▼

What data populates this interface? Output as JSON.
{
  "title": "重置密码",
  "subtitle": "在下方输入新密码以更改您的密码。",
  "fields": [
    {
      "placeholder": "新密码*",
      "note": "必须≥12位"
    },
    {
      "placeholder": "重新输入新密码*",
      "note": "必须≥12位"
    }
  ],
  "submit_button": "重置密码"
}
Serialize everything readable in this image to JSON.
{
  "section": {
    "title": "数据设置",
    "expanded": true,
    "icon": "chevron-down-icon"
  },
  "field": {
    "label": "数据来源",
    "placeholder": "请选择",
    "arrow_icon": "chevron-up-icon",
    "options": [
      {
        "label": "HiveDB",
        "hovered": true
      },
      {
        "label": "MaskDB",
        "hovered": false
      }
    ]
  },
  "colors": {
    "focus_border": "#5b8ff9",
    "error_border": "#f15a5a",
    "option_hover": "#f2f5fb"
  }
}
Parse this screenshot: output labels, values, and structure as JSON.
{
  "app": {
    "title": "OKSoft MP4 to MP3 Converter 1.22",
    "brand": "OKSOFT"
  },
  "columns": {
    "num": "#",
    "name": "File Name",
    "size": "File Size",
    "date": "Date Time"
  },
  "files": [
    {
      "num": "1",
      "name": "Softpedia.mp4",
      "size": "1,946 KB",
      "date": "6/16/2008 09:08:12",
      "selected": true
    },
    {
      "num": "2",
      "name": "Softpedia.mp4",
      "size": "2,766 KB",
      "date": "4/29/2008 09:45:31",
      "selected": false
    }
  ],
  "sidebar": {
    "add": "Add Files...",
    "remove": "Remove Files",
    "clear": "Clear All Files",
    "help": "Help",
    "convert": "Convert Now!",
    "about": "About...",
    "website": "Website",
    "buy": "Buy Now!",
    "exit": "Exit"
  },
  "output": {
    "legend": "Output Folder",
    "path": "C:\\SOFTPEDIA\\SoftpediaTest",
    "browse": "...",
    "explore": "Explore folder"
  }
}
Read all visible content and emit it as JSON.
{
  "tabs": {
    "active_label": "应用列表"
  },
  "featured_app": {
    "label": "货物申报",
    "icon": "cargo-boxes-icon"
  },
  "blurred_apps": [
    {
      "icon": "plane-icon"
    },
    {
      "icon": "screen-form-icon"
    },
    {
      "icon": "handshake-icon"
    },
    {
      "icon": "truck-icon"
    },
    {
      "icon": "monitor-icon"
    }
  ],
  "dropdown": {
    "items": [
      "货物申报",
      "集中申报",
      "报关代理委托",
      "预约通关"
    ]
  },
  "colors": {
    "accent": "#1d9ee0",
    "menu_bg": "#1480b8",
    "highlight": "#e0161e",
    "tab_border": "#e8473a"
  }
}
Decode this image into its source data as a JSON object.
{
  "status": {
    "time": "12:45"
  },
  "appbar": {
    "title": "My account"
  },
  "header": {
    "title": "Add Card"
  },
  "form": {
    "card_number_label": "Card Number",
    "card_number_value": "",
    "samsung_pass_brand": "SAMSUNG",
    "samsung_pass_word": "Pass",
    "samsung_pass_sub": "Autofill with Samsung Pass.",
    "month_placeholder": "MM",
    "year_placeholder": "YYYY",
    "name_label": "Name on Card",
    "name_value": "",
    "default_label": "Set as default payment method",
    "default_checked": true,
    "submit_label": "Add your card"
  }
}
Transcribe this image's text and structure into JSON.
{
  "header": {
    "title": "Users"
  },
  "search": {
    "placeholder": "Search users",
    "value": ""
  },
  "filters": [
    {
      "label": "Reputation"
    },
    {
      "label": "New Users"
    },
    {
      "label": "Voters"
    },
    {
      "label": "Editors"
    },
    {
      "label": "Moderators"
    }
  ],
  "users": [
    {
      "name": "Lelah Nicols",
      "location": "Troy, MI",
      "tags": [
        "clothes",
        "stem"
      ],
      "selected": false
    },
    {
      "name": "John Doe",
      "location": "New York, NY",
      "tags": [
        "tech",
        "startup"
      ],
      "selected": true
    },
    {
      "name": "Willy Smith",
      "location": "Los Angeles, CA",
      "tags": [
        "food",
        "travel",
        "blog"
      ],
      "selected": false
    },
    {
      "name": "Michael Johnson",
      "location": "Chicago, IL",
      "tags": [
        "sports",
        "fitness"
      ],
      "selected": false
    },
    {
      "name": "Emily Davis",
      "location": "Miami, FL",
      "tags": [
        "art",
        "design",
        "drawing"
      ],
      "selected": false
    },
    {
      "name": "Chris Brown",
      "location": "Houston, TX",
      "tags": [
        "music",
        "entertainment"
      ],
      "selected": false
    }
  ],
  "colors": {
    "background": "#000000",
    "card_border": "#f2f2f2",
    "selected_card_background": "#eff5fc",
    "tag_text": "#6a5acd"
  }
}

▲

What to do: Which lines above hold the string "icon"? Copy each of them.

Response:
    "icon": "chevron-down-icon"
    "arrow_icon": "chevron-up-icon",
    "icon": "cargo-boxes-icon"
      "icon": "plane-icon"
      "icon": "screen-form-icon"
      "icon": "handshake-icon"
      "icon": "truck-icon"
      "icon": "monitor-icon"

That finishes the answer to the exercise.